- Recorded information
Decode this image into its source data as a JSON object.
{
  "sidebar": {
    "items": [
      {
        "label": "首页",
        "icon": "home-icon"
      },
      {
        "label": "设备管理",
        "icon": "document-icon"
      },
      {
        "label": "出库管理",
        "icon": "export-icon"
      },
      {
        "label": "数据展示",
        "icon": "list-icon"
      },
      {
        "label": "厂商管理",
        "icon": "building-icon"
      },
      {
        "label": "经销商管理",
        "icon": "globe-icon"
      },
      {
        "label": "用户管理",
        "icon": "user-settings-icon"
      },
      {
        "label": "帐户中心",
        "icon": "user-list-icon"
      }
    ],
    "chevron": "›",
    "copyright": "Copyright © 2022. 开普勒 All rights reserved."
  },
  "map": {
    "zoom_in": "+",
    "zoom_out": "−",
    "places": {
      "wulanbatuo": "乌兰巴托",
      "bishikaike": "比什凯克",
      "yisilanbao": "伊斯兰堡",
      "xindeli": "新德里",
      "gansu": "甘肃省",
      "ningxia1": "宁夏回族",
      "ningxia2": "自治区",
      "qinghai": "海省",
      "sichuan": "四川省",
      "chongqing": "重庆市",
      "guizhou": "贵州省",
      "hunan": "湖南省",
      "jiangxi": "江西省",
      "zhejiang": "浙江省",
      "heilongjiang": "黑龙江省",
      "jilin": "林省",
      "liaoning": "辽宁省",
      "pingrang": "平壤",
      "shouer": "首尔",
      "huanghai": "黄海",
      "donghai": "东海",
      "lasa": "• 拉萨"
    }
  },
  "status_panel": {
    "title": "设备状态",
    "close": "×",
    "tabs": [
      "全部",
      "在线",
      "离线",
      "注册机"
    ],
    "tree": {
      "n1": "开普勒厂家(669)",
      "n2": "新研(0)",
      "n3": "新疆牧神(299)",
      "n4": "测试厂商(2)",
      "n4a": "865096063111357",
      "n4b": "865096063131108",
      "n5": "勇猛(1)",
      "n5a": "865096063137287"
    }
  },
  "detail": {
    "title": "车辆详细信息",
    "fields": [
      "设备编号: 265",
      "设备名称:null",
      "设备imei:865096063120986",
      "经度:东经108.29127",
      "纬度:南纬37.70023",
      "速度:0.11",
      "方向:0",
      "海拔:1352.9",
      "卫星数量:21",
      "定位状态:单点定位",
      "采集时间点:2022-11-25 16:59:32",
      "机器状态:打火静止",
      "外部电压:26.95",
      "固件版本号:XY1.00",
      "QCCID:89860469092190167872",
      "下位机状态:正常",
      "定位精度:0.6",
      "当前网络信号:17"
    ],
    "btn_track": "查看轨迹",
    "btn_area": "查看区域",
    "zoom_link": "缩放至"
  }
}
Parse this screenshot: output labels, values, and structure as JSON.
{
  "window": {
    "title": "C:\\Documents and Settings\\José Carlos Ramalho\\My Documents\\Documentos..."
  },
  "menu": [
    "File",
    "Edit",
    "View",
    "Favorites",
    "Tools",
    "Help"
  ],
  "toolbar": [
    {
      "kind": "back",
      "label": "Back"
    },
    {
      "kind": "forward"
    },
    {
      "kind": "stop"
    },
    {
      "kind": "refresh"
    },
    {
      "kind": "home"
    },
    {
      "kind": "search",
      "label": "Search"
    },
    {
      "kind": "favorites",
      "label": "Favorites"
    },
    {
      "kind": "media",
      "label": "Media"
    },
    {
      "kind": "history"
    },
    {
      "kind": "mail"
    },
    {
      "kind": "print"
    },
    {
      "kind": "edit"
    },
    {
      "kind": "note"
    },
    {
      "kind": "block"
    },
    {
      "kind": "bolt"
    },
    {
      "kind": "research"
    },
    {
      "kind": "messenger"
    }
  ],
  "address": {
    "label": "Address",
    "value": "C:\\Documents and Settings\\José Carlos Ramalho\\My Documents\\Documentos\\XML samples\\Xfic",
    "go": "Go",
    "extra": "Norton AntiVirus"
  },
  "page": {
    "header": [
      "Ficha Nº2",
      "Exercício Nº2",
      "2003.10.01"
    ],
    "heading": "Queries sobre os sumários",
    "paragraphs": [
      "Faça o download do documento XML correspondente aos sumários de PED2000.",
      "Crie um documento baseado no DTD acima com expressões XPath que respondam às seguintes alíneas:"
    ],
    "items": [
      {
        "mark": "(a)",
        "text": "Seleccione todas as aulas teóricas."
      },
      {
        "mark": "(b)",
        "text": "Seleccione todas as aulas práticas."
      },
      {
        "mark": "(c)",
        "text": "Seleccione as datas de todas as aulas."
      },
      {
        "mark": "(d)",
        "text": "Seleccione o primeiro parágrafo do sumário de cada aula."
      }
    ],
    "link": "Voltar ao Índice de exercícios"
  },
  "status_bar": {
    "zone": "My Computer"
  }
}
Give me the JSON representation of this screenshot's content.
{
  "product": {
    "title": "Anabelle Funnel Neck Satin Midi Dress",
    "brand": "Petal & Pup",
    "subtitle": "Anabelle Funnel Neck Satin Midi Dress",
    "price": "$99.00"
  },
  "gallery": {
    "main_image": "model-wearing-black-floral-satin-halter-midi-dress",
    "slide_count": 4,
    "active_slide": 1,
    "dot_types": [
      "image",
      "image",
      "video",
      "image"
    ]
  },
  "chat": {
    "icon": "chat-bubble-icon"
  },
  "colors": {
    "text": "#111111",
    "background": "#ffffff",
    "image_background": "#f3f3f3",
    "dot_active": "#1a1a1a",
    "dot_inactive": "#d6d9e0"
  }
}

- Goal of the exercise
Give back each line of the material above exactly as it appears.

- Answer box
Decode this image into its source data as a JSON object.
{
  "sidebar": {
    "items": [
      {
        "label": "首页",
        "icon": "home-icon"
      },
      {
        "label": "设备管理",
        "icon": "document-icon"
      },
      {
        "label": "出库管理",
        "icon": "export-icon"
      },
      {
        "label": "数据展示",
        "icon": "list-icon"
      },
      {
        "label": "厂商管理",
        "icon": "building-icon"
      },
      {
        "label": "经销商管理",
        "icon": "globe-icon"
      },
      {
        "label": "用户管理",
        "icon": "user-settings-icon"
      },
      {
        "label": "帐户中心",
        "icon": "user-list-icon"
      }
    ],
    "chevron": "›",
    "copyright": "Copyright © 2022. 开普勒 All rights reserved."
  },
  "map": {
    "zoom_in": "+",
    "zoom_out": "−",
    "places": {
      "wulanbatuo": "乌兰巴托",
      "bishikaike": "比什凯克",
      "yisilanbao": "伊斯兰堡",
      "xindeli": "新德里",
      "gansu": "甘肃省",
      "ningxia1": "宁夏回族",
      "ningxia2": "自治区",
      "qinghai": "海省",
      "sichuan": "四川省",
      "chongqing": "重庆市",
      "guizhou": "贵州省",
      "hunan": "湖南省",
      "jiangxi": "江西省",
      "zhejiang": "浙江省",
      "heilongjiang": "黑龙江省",
      "jilin": "林省",
      "liaoning": "辽宁省",
      "pingrang": "平壤",
      "shouer": "首尔",
      "huanghai": "黄海",
      "donghai": "东海",
      "lasa": "• 拉萨"
    }
  },
  "status_panel": {
    "title": "设备状态",
    "close": "×",
    "tabs": [
      "全部",
      "在线",
      "离线",
      "注册机"
    ],
    "tree": {
      "n1": "开普勒厂家(669)",
      "n2": "新研(0)",
      "n3": "新疆牧神(299)",
      "n4": "测试厂商(2)",
      "n4a": "865096063111357",
      "n4b": "865096063131108",
      "n5": "勇猛(1)",
      "n5a": "865096063137287"
    }
  },
  "detail": {
    "title": "车辆详细信息",
    "fields": [
      "设备编号: 265",
      "设备名称:null",
      "设备imei:865096063120986",
      "经度:东经108.29127",
      "纬度:南纬37.70023",
      "速度:0.11",
      "方向:0",
      "海拔:1352.9",
      "卫星数量:21",
      "定位状态:单点定位",
      "采集时间点:2022-11-25 16:59:32",
      "机器状态:打火静止",
      "外部电压:26.95",
      "固件版本号:XY1.00",
      "QCCID:89860469092190167872",
      "下位机状态:正常",
      "定位精度:0.6",
      "当前网络信号:17"
    ],
    "btn_track": "查看轨迹",
    "btn_area": "查看区域",
    "zoom_link": "缩放至"
  }
}
Parse this screenshot: output labels, values, and structure as JSON.
{
  "window": {
    "title": "C:\\Documents and Settings\\José Carlos Ramalho\\My Documents\\Documentos..."
  },
  "menu": [
    "File",
    "Edit",
    "View",
    "Favorites",
    "Tools",
    "Help"
  ],
  "toolbar": [
    {
      "kind": "back",
      "label": "Back"
    },
    {
      "kind": "forward"
    },
    {
      "kind": "stop"
    },
    {
      "kind": "refresh"
    },
    {
      "kind": "home"
    },
    {
      "kind": "search",
      "label": "Search"
    },
    {
      "kind": "favorites",
      "label": "Favorites"
    },
    {
      "kind": "media",
      "label": "Media"
    },
    {
      "kind": "history"
    },
    {
      "kind": "mail"
    },
    {
      "kind": "print"
    },
    {
      "kind": "edit"
    },
    {
      "kind": "note"
    },
    {
      "kind": "block"
    },
    {
      "kind": "bolt"
    },
    {
      "kind": "research"
    },
    {
      "kind": "messenger"
    }
  ],
  "address": {
    "label": "Address",
    "value": "C:\\Documents and Settings\\José Carlos Ramalho\\My Documents\\Documentos\\XML samples\\Xfic",
    "go": "Go",
    "extra": "Norton AntiVirus"
  },
  "page": {
    "header": [
      "Ficha Nº2",
      "Exercício Nº2",
      "2003.10.01"
    ],
    "heading": "Queries sobre os sumários",
    "paragraphs": [
      "Faça o download do documento XML correspondente aos sumários de PED2000.",
      "Crie um documento baseado no DTD acima com expressões XPath que respondam às seguintes alíneas:"
    ],
    "items": [
      {
        "mark": "(a)",
        "text": "Seleccione todas as aulas teóricas."
      },
      {
        "mark": "(b)",
        "text": "Seleccione todas as aulas práticas."
      },
      {
        "mark": "(c)",
        "text": "Seleccione as datas de todas as aulas."
      },
      {
        "mark": "(d)",
        "text": "Seleccione o primeiro parágrafo do sumário de cada aula."
      }
    ],
    "link": "Voltar ao Índice de exercícios"
  },
  "status_bar": {
    "zone": "My Computer"
  }
}
Give me the JSON representation of this screenshot's content.
{
  "product": {
    "title": "Anabelle Funnel Neck Satin Midi Dress",
    "brand": "Petal & Pup",
    "subtitle": "Anabelle Funnel Neck Satin Midi Dress",
    "price": "$99.00"
  },
  "gallery": {
    "main_image": "model-wearing-black-floral-satin-halter-midi-dress",
    "slide_count": 4,
    "active_slide": 1,
    "dot_types": [
      "image",
      "image",
      "video",
      "image"
    ]
  },
  "chat": {
    "icon": "chat-bubble-icon"
  },
  "colors": {
    "text": "#111111",
    "background": "#ffffff",
    "image_background": "#f3f3f3",
    "dot_active": "#1a1a1a",
    "dot_inactive": "#d6d9e0"
  }
}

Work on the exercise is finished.